What the task requires: Leave every picture out, and print the full listing again exactly.

Supplied records:
------------------------------

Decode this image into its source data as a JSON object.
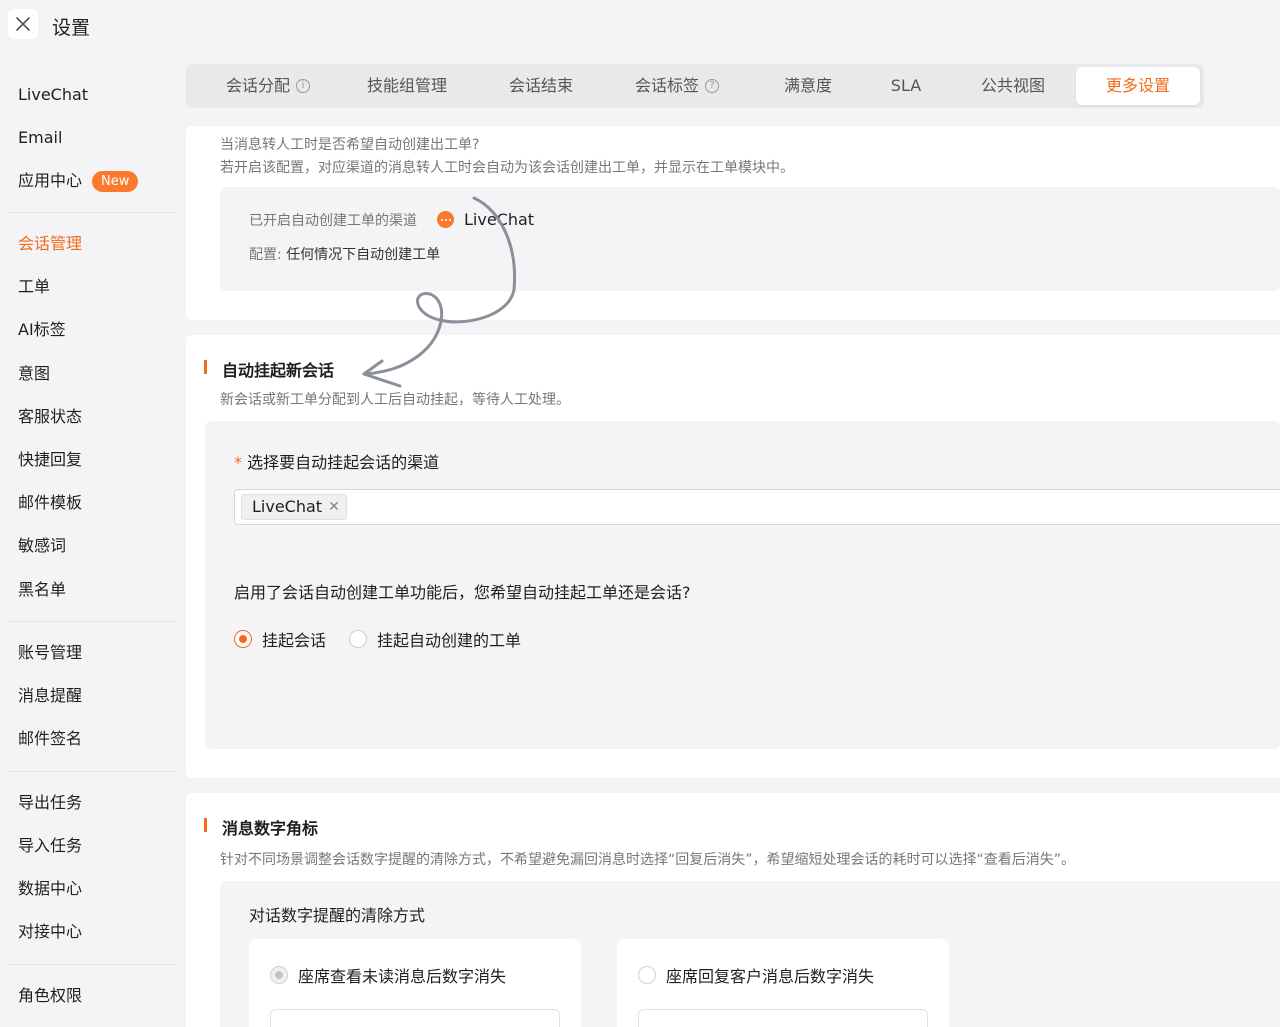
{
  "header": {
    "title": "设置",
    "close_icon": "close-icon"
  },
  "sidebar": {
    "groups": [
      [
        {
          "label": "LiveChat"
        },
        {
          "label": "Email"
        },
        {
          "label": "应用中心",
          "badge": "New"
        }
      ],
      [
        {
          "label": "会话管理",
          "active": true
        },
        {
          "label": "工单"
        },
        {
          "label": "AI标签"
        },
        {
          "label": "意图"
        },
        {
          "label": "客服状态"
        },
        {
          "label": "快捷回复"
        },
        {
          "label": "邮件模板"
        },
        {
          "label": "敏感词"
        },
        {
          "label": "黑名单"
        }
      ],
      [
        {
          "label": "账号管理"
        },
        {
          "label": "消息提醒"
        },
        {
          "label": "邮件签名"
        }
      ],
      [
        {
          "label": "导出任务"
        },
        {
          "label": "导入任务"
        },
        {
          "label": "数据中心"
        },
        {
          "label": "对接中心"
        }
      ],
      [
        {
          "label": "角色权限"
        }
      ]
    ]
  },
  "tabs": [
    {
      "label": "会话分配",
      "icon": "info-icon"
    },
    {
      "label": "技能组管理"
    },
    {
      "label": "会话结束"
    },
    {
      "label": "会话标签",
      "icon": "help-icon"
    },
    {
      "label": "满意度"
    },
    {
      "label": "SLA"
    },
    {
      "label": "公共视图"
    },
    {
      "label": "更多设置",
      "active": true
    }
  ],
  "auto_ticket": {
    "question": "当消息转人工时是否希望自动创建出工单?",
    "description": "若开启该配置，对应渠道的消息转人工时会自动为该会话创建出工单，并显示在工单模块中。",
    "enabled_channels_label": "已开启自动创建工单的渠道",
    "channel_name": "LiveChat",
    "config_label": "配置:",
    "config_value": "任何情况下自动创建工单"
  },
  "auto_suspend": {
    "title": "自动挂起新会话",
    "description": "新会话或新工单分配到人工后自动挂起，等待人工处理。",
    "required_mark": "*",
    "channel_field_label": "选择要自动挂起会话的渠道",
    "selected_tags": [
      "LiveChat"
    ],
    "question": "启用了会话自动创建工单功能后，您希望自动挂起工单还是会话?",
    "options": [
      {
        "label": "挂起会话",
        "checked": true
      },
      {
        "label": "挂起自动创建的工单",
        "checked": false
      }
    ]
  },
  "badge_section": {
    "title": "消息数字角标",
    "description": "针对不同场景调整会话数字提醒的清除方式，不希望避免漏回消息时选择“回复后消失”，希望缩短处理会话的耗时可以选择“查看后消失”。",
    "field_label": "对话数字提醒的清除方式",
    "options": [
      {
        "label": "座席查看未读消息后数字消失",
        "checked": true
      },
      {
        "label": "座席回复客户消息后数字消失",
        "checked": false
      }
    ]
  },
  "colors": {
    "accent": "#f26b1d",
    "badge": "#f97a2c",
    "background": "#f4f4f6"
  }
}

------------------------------

Answer section:
Decode this image into its source data as a JSON object.
{
  "header": {
    "title": "设置",
    "close_icon": "close-icon"
  },
  "sidebar": {
    "groups": [
      [
        {
          "label": "LiveChat"
        },
        {
          "label": "Email"
        },
        {
          "label": "应用中心",
          "badge": "New"
        }
      ],
      [
        {
          "label": "会话管理",
          "active": true
        },
        {
          "label": "工单"
        },
        {
          "label": "AI标签"
        },
        {
          "label": "意图"
        },
        {
          "label": "客服状态"
        },
        {
          "label": "快捷回复"
        },
        {
          "label": "邮件模板"
        },
        {
          "label": "敏感词"
        },
        {
          "label": "黑名单"
        }
      ],
      [
        {
          "label": "账号管理"
        },
        {
          "label": "消息提醒"
        },
        {
          "label": "邮件签名"
        }
      ],
      [
        {
          "label": "导出任务"
        },
        {
          "label": "导入任务"
        },
        {
          "label": "数据中心"
        },
        {
          "label": "对接中心"
        }
      ],
      [
        {
          "label": "角色权限"
        }
      ]
    ]
  },
  "tabs": [
    {
      "label": "会话分配",
      "icon": "info-icon"
    },
    {
      "label": "技能组管理"
    },
    {
      "label": "会话结束"
    },
    {
      "label": "会话标签",
      "icon": "help-icon"
    },
    {
      "label": "满意度"
    },
    {
      "label": "SLA"
    },
    {
      "label": "公共视图"
    },
    {
      "label": "更多设置",
      "active": true
    }
  ],
  "auto_ticket": {
    "question": "当消息转人工时是否希望自动创建出工单?",
    "description": "若开启该配置，对应渠道的消息转人工时会自动为该会话创建出工单，并显示在工单模块中。",
    "enabled_channels_label": "已开启自动创建工单的渠道",
    "channel_name": "LiveChat",
    "config_label": "配置:",
    "config_value": "任何情况下自动创建工单"
  },
  "auto_suspend": {
    "title": "自动挂起新会话",
    "description": "新会话或新工单分配到人工后自动挂起，等待人工处理。",
    "required_mark": "*",
    "channel_field_label": "选择要自动挂起会话的渠道",
    "selected_tags": [
      "LiveChat"
    ],
    "question": "启用了会话自动创建工单功能后，您希望自动挂起工单还是会话?",
    "options": [
      {
        "label": "挂起会话",
        "checked": true
      },
      {
        "label": "挂起自动创建的工单",
        "checked": false
      }
    ]
  },
  "badge_section": {
    "title": "消息数字角标",
    "description": "针对不同场景调整会话数字提醒的清除方式，不希望避免漏回消息时选择“回复后消失”，希望缩短处理会话的耗时可以选择“查看后消失”。",
    "field_label": "对话数字提醒的清除方式",
    "options": [
      {
        "label": "座席查看未读消息后数字消失",
        "checked": true
      },
      {
        "label": "座席回复客户消息后数字消失",
        "checked": false
      }
    ]
  },
  "colors": {
    "accent": "#f26b1d",
    "badge": "#f97a2c",
    "background": "#f4f4f6"
  }
}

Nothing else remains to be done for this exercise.